The second half of Chapter 2 summarizes theory and research on the existential fears associated with disability prejudice, dehumanization, and hate crimes. According to Terror Management Theory (TMT), some people are avoided because they remind others of their vulnerability to deterioration and death. Disability prejudice therefore, may be used as a way to escape awareness of our own frailty, which can be threatening to those who would rather not think about the prospect of acquiring a disability (or a disabled family member). Disability reminds people that strength, intellect, and language are neither guaranteed nor permanent. Like all animals, humans break. We all have accidents, and someday we will die. Research in over 25 countries has shown that fears of death are linked to prejudice against Jews, Muslims, immigrants, and disabled people (Pyszczynski et al. 2015). Although many cultures promote the superiority of humankind, evidence shows that viewing humans as superior to animals is another strong predictor of intergroup prejudice. If disabled people serve as unwanted reminders that life is not predictable, they may not only be excluded, they may also become the targets of violent crimes.

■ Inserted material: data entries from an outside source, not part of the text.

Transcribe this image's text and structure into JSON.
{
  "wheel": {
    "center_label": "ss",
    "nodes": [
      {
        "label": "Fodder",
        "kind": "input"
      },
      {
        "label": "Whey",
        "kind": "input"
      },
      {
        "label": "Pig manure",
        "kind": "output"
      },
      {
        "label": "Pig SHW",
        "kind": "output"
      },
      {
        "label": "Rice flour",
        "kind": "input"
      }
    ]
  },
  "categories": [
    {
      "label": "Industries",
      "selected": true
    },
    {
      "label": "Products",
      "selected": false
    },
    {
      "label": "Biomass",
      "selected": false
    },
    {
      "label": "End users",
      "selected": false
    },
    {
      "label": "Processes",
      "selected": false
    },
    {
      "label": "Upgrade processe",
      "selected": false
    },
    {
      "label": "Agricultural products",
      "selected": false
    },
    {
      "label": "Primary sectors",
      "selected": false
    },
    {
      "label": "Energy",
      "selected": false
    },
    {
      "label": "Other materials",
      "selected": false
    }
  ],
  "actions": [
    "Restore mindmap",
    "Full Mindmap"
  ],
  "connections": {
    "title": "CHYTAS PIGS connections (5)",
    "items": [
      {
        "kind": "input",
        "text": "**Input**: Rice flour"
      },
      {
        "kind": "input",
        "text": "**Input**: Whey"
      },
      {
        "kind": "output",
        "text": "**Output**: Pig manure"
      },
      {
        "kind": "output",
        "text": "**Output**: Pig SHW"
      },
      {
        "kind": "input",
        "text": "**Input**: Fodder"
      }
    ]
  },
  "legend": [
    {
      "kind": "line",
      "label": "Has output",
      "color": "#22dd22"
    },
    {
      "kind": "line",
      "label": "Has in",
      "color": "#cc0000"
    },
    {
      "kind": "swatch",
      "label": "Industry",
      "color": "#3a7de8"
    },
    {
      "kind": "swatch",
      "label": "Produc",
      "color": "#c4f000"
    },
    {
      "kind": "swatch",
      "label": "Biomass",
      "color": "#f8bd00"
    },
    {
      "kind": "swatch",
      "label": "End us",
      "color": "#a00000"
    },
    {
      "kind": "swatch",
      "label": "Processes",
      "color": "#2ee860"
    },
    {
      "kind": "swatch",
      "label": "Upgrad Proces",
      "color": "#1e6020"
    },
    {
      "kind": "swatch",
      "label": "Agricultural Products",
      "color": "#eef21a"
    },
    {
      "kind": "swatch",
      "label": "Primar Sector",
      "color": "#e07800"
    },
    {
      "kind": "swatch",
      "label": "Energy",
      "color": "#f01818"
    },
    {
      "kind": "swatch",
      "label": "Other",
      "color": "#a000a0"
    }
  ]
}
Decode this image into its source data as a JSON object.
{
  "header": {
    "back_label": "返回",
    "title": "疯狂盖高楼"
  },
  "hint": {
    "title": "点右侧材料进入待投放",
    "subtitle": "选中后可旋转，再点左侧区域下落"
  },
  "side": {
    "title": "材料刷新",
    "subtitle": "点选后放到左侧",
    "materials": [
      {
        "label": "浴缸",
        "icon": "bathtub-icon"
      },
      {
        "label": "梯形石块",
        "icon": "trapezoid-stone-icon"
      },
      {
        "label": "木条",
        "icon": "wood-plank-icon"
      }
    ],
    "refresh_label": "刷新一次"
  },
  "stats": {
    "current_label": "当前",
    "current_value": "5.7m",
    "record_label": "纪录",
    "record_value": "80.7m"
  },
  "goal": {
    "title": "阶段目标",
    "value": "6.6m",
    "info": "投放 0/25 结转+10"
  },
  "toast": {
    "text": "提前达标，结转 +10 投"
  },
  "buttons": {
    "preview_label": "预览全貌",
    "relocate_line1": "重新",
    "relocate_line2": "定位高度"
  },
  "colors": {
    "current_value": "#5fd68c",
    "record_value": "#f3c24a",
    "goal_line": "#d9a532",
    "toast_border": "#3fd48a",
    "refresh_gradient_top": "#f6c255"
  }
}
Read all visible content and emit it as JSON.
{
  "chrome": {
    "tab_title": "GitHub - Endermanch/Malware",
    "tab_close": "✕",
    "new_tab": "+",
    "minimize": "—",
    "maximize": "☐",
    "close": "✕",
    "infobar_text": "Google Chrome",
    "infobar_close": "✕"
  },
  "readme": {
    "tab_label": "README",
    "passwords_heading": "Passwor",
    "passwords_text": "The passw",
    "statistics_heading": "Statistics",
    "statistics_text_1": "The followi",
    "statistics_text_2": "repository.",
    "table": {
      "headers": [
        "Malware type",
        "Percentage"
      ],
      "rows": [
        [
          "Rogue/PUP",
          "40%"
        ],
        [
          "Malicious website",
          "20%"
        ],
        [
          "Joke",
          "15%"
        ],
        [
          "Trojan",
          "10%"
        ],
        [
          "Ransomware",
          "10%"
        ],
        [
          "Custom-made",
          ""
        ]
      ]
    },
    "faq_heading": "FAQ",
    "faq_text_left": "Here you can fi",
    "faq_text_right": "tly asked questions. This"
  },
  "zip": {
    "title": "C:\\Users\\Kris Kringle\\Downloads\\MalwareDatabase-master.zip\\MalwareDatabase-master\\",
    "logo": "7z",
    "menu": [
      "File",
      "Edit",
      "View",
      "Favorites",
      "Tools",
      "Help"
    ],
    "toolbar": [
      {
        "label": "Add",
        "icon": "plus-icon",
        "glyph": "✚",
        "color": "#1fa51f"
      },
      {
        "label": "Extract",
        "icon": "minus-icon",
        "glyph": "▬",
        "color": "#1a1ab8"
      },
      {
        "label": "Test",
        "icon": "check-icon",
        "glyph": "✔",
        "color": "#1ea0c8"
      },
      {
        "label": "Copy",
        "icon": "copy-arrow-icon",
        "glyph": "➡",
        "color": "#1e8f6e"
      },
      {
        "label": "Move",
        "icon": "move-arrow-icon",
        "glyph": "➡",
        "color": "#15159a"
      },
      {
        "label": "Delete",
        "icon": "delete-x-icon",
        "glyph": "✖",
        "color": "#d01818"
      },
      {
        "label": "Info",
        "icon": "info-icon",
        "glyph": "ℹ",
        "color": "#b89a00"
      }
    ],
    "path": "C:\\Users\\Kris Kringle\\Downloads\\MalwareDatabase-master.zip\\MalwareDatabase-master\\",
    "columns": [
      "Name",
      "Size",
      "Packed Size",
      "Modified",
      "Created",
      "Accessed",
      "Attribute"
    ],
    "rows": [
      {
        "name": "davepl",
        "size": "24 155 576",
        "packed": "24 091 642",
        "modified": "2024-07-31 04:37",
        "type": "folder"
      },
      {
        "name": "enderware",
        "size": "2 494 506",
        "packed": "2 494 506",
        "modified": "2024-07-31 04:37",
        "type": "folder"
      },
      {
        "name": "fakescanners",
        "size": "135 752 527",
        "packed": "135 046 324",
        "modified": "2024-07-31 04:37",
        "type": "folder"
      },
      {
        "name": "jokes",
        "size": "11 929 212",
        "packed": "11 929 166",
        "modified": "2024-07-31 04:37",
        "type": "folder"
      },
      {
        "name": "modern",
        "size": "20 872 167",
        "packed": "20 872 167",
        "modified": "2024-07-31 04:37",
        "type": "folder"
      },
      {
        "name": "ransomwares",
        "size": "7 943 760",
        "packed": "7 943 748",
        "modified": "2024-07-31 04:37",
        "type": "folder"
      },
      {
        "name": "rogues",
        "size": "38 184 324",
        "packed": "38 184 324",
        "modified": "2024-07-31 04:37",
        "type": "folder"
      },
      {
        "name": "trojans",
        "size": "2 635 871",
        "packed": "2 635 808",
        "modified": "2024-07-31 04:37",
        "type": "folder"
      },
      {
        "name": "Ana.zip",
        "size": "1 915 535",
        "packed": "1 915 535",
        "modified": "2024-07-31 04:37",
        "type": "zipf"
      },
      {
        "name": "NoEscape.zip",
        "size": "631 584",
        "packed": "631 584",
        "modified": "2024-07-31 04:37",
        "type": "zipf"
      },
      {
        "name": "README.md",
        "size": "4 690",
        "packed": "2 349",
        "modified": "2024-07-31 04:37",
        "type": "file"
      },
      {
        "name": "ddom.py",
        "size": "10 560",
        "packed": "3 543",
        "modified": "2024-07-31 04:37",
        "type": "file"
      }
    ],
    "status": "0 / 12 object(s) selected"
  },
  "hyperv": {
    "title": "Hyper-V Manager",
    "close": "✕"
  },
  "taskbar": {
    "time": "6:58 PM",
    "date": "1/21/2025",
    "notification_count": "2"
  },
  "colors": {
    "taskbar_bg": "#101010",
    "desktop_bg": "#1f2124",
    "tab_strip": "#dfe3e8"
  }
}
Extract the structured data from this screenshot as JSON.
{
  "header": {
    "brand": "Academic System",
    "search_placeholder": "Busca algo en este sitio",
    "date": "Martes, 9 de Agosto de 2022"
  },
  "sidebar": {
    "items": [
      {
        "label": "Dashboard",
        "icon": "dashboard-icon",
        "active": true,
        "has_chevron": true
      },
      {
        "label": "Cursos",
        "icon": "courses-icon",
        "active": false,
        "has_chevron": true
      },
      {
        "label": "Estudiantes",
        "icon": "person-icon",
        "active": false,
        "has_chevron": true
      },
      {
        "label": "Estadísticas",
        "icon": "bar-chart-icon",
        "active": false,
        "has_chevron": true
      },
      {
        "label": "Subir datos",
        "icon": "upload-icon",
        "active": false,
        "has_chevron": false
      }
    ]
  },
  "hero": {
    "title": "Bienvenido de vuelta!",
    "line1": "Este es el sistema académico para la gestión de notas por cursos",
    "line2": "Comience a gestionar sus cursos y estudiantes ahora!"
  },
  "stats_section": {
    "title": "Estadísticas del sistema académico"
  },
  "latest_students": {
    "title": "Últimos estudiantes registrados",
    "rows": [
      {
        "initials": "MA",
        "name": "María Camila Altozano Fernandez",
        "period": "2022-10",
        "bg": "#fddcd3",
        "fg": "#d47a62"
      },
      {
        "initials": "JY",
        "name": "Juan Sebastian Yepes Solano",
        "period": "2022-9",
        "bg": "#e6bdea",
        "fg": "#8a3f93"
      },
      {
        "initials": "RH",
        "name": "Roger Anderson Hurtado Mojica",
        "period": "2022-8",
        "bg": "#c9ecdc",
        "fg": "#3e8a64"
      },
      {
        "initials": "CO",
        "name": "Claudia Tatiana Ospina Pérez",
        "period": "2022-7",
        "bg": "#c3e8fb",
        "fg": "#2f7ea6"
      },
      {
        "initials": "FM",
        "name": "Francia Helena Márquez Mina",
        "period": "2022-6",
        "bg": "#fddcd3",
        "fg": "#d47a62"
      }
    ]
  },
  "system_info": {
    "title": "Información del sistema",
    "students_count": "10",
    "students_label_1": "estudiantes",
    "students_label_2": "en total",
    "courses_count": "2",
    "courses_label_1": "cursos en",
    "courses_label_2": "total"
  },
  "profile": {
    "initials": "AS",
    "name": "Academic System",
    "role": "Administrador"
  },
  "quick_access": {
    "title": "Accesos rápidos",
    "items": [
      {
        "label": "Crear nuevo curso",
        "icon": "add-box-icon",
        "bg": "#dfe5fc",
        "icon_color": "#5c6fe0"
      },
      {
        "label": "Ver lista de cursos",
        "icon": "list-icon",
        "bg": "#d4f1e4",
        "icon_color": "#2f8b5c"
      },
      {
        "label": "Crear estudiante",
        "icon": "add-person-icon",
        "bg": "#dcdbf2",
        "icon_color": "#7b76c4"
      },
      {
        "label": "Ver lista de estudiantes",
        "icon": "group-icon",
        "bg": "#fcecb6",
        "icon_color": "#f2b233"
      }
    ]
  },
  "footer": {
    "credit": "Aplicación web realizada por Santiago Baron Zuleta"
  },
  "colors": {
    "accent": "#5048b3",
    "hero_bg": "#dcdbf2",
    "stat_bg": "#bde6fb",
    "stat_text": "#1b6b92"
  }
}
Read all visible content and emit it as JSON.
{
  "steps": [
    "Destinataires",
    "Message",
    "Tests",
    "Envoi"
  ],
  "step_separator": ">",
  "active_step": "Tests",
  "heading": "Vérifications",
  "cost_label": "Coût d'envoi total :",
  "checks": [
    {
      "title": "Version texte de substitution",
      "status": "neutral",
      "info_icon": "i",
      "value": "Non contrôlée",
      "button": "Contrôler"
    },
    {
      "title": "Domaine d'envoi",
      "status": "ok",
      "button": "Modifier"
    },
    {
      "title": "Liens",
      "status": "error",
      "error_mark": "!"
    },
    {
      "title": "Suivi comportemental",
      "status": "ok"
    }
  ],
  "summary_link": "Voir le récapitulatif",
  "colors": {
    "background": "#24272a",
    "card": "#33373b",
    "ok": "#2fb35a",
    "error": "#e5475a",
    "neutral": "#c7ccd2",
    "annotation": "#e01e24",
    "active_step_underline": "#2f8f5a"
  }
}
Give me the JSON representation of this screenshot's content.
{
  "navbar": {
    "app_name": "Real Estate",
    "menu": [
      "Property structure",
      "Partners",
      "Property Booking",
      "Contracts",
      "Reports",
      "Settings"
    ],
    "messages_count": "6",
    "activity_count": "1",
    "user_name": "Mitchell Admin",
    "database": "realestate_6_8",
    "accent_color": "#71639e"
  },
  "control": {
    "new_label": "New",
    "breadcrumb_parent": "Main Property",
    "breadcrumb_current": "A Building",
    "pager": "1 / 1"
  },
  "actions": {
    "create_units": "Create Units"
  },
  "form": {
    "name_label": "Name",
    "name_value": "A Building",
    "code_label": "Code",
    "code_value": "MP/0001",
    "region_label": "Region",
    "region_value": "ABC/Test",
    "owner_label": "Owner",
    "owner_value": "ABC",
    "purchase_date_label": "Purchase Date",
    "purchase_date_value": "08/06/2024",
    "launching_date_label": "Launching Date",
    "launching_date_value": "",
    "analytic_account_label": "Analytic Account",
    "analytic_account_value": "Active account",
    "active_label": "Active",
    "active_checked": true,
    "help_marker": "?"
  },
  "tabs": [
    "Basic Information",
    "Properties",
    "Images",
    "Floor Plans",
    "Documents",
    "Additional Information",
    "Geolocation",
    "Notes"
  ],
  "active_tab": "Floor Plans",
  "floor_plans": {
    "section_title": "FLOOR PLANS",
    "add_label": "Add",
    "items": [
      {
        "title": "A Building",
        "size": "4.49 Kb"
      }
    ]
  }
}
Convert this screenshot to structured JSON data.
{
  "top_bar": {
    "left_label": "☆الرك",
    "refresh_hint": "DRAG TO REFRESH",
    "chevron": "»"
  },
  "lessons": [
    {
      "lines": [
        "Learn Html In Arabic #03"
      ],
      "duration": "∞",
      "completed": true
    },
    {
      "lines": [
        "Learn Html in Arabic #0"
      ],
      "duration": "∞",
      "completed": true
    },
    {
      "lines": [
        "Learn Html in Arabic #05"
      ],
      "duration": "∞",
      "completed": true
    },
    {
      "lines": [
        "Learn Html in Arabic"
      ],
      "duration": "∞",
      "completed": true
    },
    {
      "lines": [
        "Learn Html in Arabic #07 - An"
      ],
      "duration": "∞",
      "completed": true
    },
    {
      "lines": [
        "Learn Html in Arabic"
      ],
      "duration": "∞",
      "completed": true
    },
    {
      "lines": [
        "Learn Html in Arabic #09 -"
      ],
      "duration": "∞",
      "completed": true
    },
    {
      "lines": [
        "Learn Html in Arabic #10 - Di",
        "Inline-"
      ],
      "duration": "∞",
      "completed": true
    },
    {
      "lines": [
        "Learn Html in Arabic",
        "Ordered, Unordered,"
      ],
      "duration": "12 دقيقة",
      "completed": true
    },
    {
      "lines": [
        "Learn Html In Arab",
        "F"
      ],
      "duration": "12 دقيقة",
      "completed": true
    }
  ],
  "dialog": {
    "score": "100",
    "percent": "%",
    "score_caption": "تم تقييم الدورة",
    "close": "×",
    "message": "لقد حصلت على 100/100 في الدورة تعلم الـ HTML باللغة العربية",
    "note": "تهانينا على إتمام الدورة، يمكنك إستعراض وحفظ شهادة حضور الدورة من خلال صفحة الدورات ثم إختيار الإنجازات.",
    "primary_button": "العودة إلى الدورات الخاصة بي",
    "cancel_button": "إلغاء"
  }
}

Ableism may also stem, in part, from a need to feel distinct from other animals. TMT lays the groundwork to examine how fears of death and the need for a meaningful, uniquely human existence can underlie prejudicial reactions – especially toward those who threaten beliefs about what it means to be human (Goldenberg et al. 2000). People work very hard to keep reminders of their animal natures at bay: we cover up blemishes, perfume body odors, and make private and sanitary the elimination of wastes. Enter people with disabilities who may crawl, shake, and drool. They can be blatant reminders that we, like animals, are made of flesh and blood. Research has yet to test whether making people aware of their animal natures increases ableist attitudes, but evidence shows these reminders do increase thoughts of death. Perhaps this is why birth control regulations are imposed on those whose human status continues to be questioned. People with disabilities are frequently denied personhood, and have a long history of dehumanizing treatments (Braddock and Parish 2001). People whose bodies or bodily fluids signal our essential creatureliness (and vulnerability to disability) may become targets of condescending but taming forms of social control, or animalistic hate crimes involving urination and defecation (Haslam and Loughnan 2012). Others, whose prosthetics and assistive devices appear machine-like, may become the targets of mechanistic forms of dehumanization: disabled residents in institutional settings have been deprived of medication and heat in the winter justified on the basis that they are unfeeling machines that do not feel pain (Bryen et al.2003).
Critiques of both evolutionary and existential approaches, alternative interpretations, and next steps needed to corroborate the evidence to date will also be discussed. As long as disabled people are conceptualized as less than fully human, they will be treated in ways that benefit those whose lives are considered more valuable.